The value of agricultural production in the Jordan Valley is about 500 million NIS and the cultivated area is about 33,000 dunam.
The rapid development of the agro-technical technologies, high quality professional guidance and an independent research and development unit, have brought stability in the past five years to many of the major crops and allowed them to expand each year.  These crops include 14,000 dunam of top quality dates with 0ver 80% exported;

4,600 dunam of table grapes 70% of the yield is exported and is half of the grape export of the State of Israel.  Bell Peppers are a major vegetable produced in the region on 3,100 dunam.  A variety of brands and colors result in a high yield, grown primarily in the local soil and in different types of structures.  Peppers are also grown in the open field during the autumn and winter months. Herbs and Spices are grown in about 3,000 dunam and comprise 40% of Israel's yearly export.  The herbs are grown all year round and with the help of the professional supervisors and R&D have developed methods appropriate for cultivation in the Jordan Valley summer heat.  As a result, produce is marketed all year round.  The growers have to meet the stringent standards of the export agencies, with a stress upon completely bug-free crops, controlled usage of chemicals and strict requirements for packing houses and refrigeration.  The major herbs grown are; basil, arugula, spearmint, tarragon and chives.
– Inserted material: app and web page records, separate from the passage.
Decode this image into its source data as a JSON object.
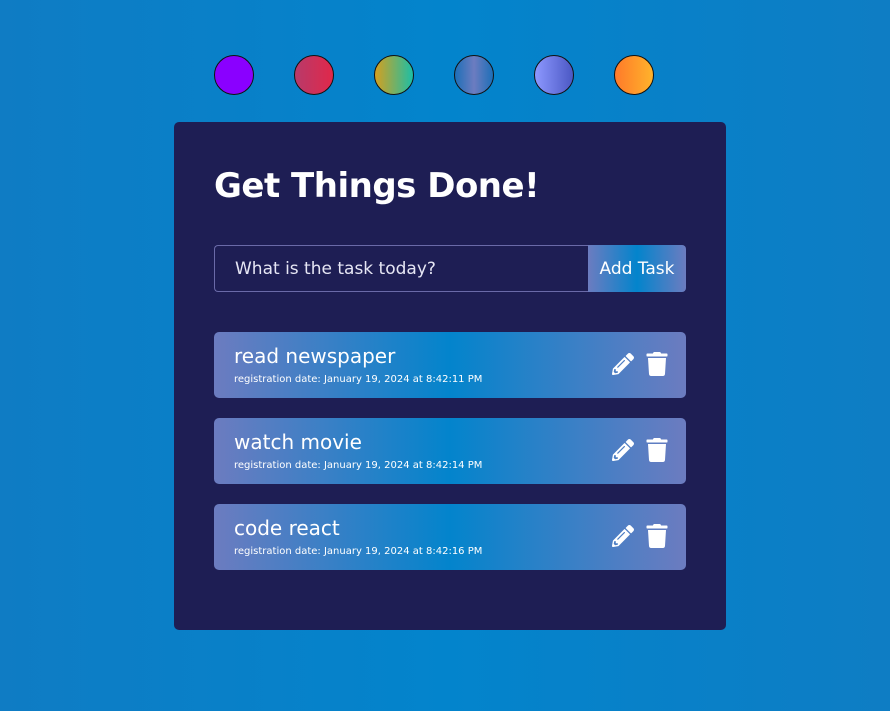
{
  "theme": {
    "swatches": [
      {
        "name": "violet",
        "bg": "linear-gradient(90deg,#8a00ff,#8a00ff)"
      },
      {
        "name": "crimson",
        "bg": "linear-gradient(90deg,#b83a6a,#e0284a)"
      },
      {
        "name": "gold-teal",
        "bg": "linear-gradient(90deg,#d4a020,#1cbfa6)"
      },
      {
        "name": "ocean",
        "bg": "linear-gradient(90deg,#1d6fb8,#6c7cc0,#1d6fb8)"
      },
      {
        "name": "periwinkle",
        "bg": "linear-gradient(90deg,#8d98ff,#4b58c4)"
      },
      {
        "name": "sunset",
        "bg": "linear-gradient(90deg,#ff7a2a,#ffb32b)"
      }
    ]
  },
  "app": {
    "title": "Get Things Done!",
    "input_placeholder": "What is the task today?",
    "add_button": "Add Task"
  },
  "tasks": [
    {
      "name": "read newspaper",
      "date": "registration date: January 19, 2024 at 8:42:11 PM"
    },
    {
      "name": "watch movie",
      "date": "registration date: January 19, 2024 at 8:42:14 PM"
    },
    {
      "name": "code react",
      "date": "registration date: January 19, 2024 at 8:42:16 PM"
    }
  ],
  "icons": {
    "edit": "pencil-icon",
    "delete": "trash-icon"
  }
}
Other agricultural crops include; cherry tomatoes, eggplants, flowers, citrus fruits, olives, pomegranates, chicken, turkey, dairy, goats and sheep.